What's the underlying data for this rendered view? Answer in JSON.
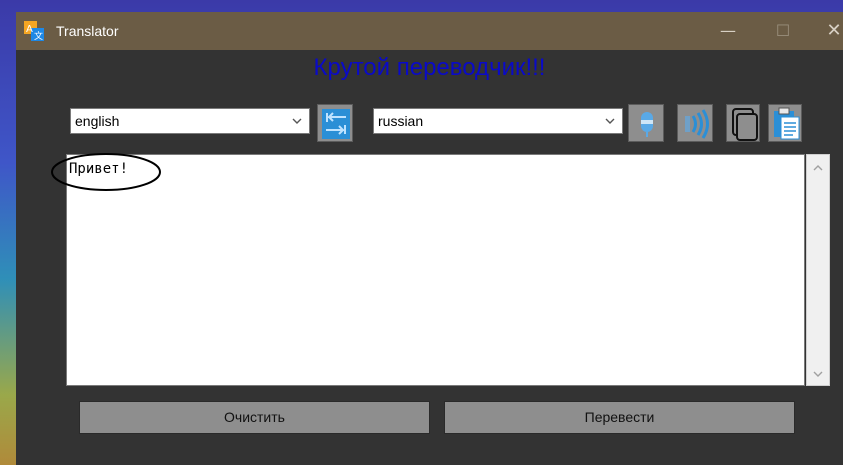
{
  "window": {
    "title": "Translator",
    "minimize_glyph": "—",
    "maximize_glyph": "☐",
    "close_glyph": "✕"
  },
  "heading": "Крутой переводчик!!!",
  "languages": {
    "source": "english",
    "target": "russian"
  },
  "input": {
    "text": "Привет!"
  },
  "buttons": {
    "clear": "Очистить",
    "translate": "Перевести"
  },
  "icons": {
    "app": "translator-app-icon",
    "swap": "swap-languages-icon",
    "mic": "microphone-icon",
    "speaker": "speaker-icon",
    "copy": "copy-icon",
    "paste": "clipboard-paste-icon"
  },
  "colors": {
    "titlebar": "#6b5c45",
    "window_bg": "#333333",
    "heading": "#0a0ac8",
    "button_bg": "#8e8e8e",
    "icon_blue": "#1e88e5"
  }
}
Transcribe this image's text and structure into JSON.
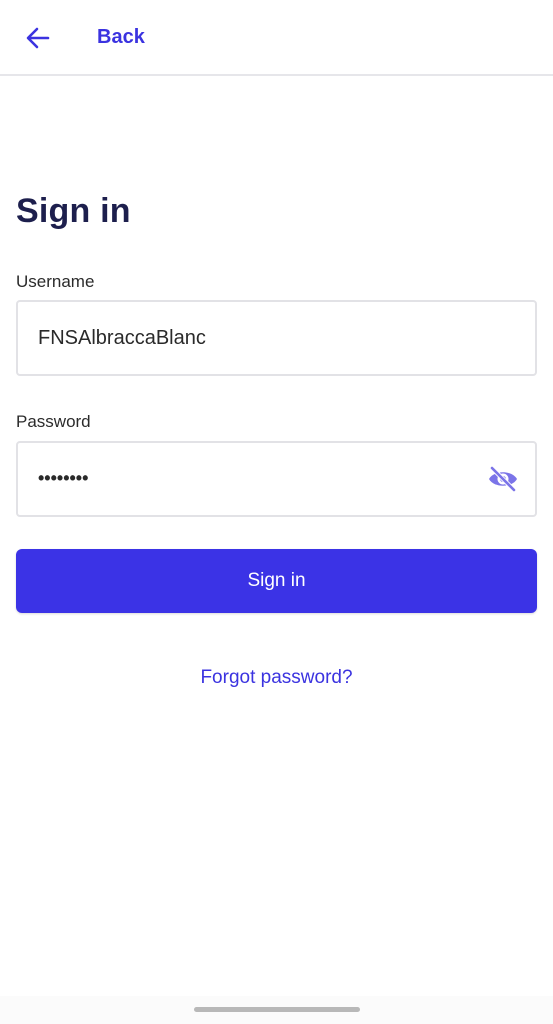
{
  "header": {
    "back_label": "Back",
    "back_icon": "arrow-left-icon"
  },
  "title": "Sign in",
  "username": {
    "label": "Username",
    "value": "FNSAlbraccaBlanc"
  },
  "password": {
    "label": "Password",
    "masked_value": "••••••••",
    "toggle_icon": "eye-off-icon"
  },
  "signin_button": {
    "label": "Sign in"
  },
  "forgot_password": {
    "label": "Forgot password?"
  },
  "colors": {
    "accent": "#3b33e6",
    "title": "#1d1f4d",
    "link": "#3b33e0"
  }
}
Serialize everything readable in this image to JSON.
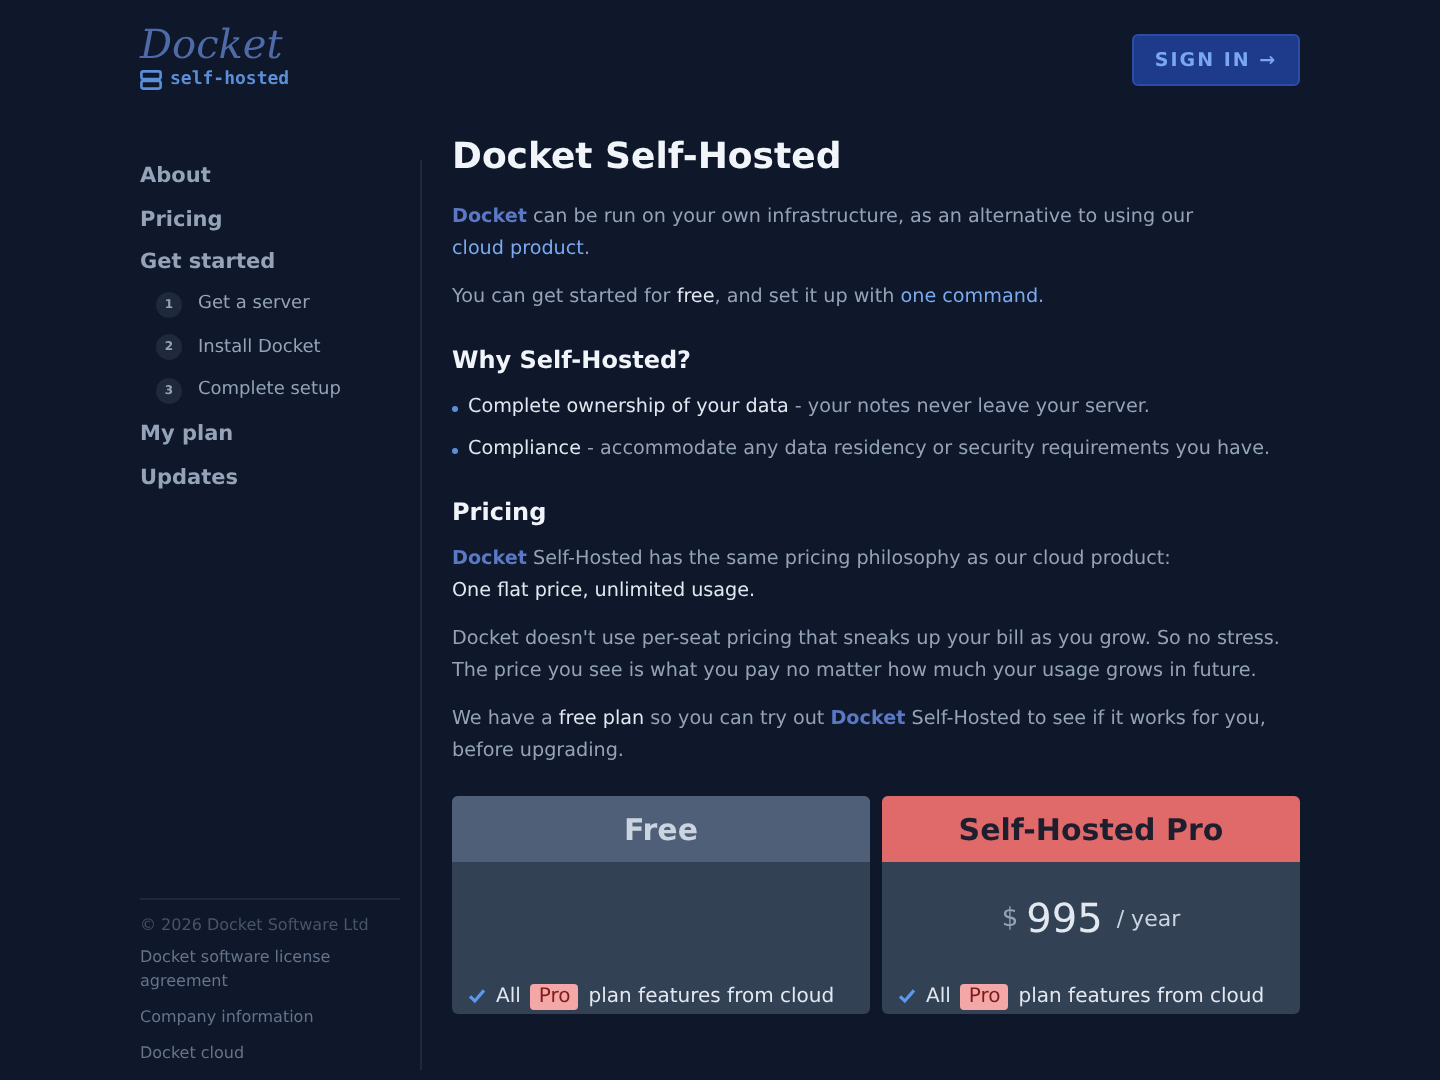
{
  "header": {
    "logo": "Docket",
    "edition": "self-hosted",
    "sign_in": "SIGN IN →"
  },
  "sidebar": {
    "items": [
      {
        "label": "About",
        "selected": false
      },
      {
        "label": "Pricing",
        "selected": false
      },
      {
        "label": "Get started",
        "selected": false,
        "children": [
          {
            "number": "1",
            "label": "Get a server"
          },
          {
            "number": "2",
            "label": "Install Docket"
          },
          {
            "number": "3",
            "label": "Complete setup"
          }
        ]
      },
      {
        "label": "My plan",
        "selected": false
      },
      {
        "label": "Updates",
        "selected": false
      }
    ],
    "footer": {
      "copyright": "© 2026 Docket Software Ltd",
      "links": [
        "Docket software license agreement",
        "Company information",
        "Docket cloud"
      ]
    }
  },
  "main": {
    "title": "Docket Self-Hosted",
    "blocks": [
      {
        "kind": "paragraph",
        "segments": [
          {
            "kind": "brand",
            "text": "Docket"
          },
          {
            "kind": "plain",
            "text": " can be run on your own infrastructure, as an alternative to using our "
          },
          {
            "kind": "link",
            "text": "cloud product"
          },
          {
            "kind": "plain",
            "text": "."
          }
        ]
      },
      {
        "kind": "paragraph",
        "segments": [
          {
            "kind": "plain",
            "text": "You can get started for "
          },
          {
            "kind": "strong",
            "text": "free"
          },
          {
            "kind": "plain",
            "text": ", and set it up with "
          },
          {
            "kind": "link",
            "text": "one command."
          }
        ]
      },
      {
        "kind": "heading",
        "text": "Why Self-Hosted?"
      },
      {
        "kind": "bullets",
        "items": [
          {
            "lead": "Complete ownership of your data",
            "rest": " - your notes never leave your server."
          },
          {
            "lead": "Compliance",
            "rest": " - accommodate any data residency or security requirements you have."
          }
        ]
      },
      {
        "kind": "heading",
        "text": "Pricing"
      },
      {
        "kind": "paragraph",
        "segments": [
          {
            "kind": "brand",
            "text": "Docket"
          },
          {
            "kind": "plain",
            "text": " Self-Hosted has the same pricing philosophy as our cloud product:"
          },
          {
            "kind": "break"
          },
          {
            "kind": "strong",
            "text": "One flat price, unlimited usage."
          }
        ]
      },
      {
        "kind": "paragraph",
        "segments": [
          {
            "kind": "plain",
            "text": "Docket doesn't use per-seat pricing that sneaks up your bill as you grow. So no stress. The price you see is what you pay no matter how much your usage grows in future."
          }
        ]
      },
      {
        "kind": "paragraph",
        "segments": [
          {
            "kind": "plain",
            "text": "We have a "
          },
          {
            "kind": "strong",
            "text": "free plan"
          },
          {
            "kind": "plain",
            "text": " so you can try out "
          },
          {
            "kind": "brand",
            "text": "Docket"
          },
          {
            "kind": "plain",
            "text": " Self-Hosted to see if it works for you, before upgrading."
          }
        ]
      }
    ],
    "plans": [
      {
        "name": "Free",
        "kind": "free",
        "features": [
          {
            "pre": "All",
            "tag": "Pro",
            "post": "plan features from cloud"
          }
        ]
      },
      {
        "name": "Self-Hosted Pro",
        "kind": "pro",
        "currency": "$",
        "price": "995",
        "period": "/ year",
        "features": [
          {
            "pre": "All",
            "tag": "Pro",
            "post": "plan features from cloud"
          }
        ]
      }
    ]
  }
}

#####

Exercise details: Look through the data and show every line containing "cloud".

Solution for this problem:
        "Docket cloud"
            "text": "cloud product"
            "text": " Self-Hosted has the same pricing philosophy as our cloud product:"
            "post": "plan features from cloud"
            "post": "plan features from cloud"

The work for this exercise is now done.